Barrett's esophagus (BE) is a condition that may result from long-term gastroesophageal reflux disease (GERD), commonly referred to as acid reflux. Not everyone with GERD will progress into Barrett's esophagus but prolonged GERD increases one's risk.


Barrett's esophagus typically doesn't produce any symptoms beyond the reflux one may already have (and is most often entirely asymptomatic). However, it increases your risk for esophageal cancer known as adenocarcinoma. This is why early detection of BE and proper monitoring is extremely important.


If you are living with GERD, your physician may suggest screening for Barrett's esophagus using an upper endoscopy procedure. During this procedure, a flexible tube equipped with a tiny camera is inserted through your mouth into your esophagus (swallowing tube) under sedation.
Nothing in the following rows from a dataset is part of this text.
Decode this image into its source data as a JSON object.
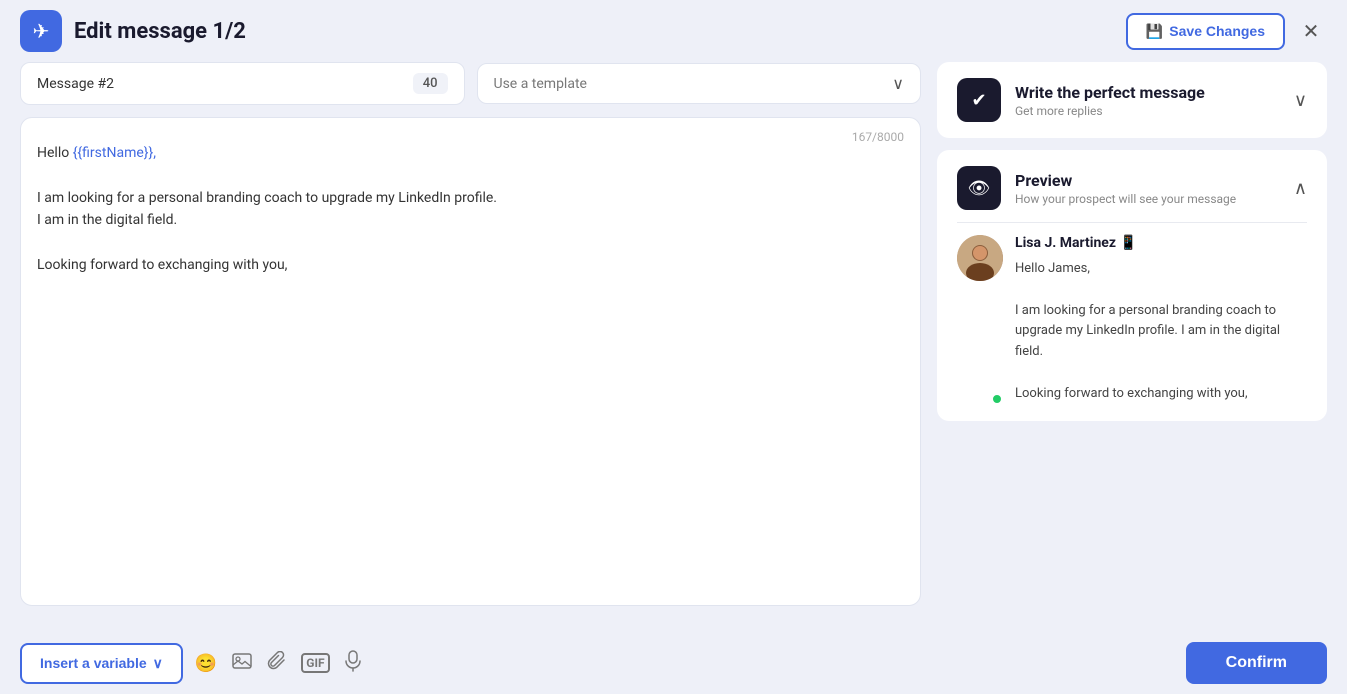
{
  "header": {
    "logo_icon": "✈",
    "title": "Edit message 1/2",
    "save_changes_label": "Save Changes",
    "save_icon": "💾",
    "close_icon": "✕"
  },
  "controls": {
    "message_label": "Message #2",
    "char_count": "40",
    "template_placeholder": "Use a template",
    "chevron": "∨"
  },
  "message_editor": {
    "char_counter": "167/8000",
    "line1_prefix": "Hello ",
    "line1_variable": "{{firstName}},",
    "line2": "I am looking for a personal branding coach to upgrade my LinkedIn profile.",
    "line3": "I am in the digital field.",
    "line4": "",
    "line5": "Looking forward to exchanging with you,"
  },
  "toolbar": {
    "insert_variable_label": "Insert a variable",
    "chevron": "∨",
    "emoji_icon": "😊",
    "image_icon": "🖼",
    "attachment_icon": "📎",
    "gif_icon": "GIF",
    "mic_icon": "🎤",
    "confirm_label": "Confirm"
  },
  "right_panel": {
    "write_message": {
      "icon": "✔",
      "title": "Write the perfect message",
      "subtitle": "Get more replies",
      "collapse_icon": "∨"
    },
    "preview": {
      "icon": "👁",
      "title": "Preview",
      "subtitle": "How your prospect will see your message",
      "collapse_icon": "∧",
      "sender_name": "Lisa J. Martinez 📱",
      "preview_line1": "Hello James,",
      "preview_line2": "I am looking for a personal branding coach to upgrade my LinkedIn profile. I am in the digital field.",
      "preview_line3": "Looking forward to exchanging with you,"
    }
  }
}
Your doctor is able to visualize and distinguish affected tissue caused by Barrett's esophagus from healthy tissue and obtain samples (biopsies) of any abnormal areas for further testing.


The goal of treating Barrett's esophagus is to either prevent cancer from developing or detect it early and intervene. Treatment depends on its level of "dysplasia," or precancerous changes to tissue.

If no dysplasia is identified, your doctor will likely recommend regular screening tests (e.g., endoscopies)  as per guidelines. Any adjustments to your GERD treatment plan might also include changes to medication, diet, or even surgery.

Low-Grade Dysplasia: Your doctor will likely advise follow-up screenings every six months, with additional tests every six to 12 months if necessary. In extreme cases, procedures to remove affected cells might also be considered.

High-Grade Dysplasia: At this early stage of cancer development, treatment may be required to clear away abnormal cells. Options available to you could include endoscopic resection, cryotherapy (freezing cells), photodynamic therapy (using light to destroy cells) or surgery as effective approaches.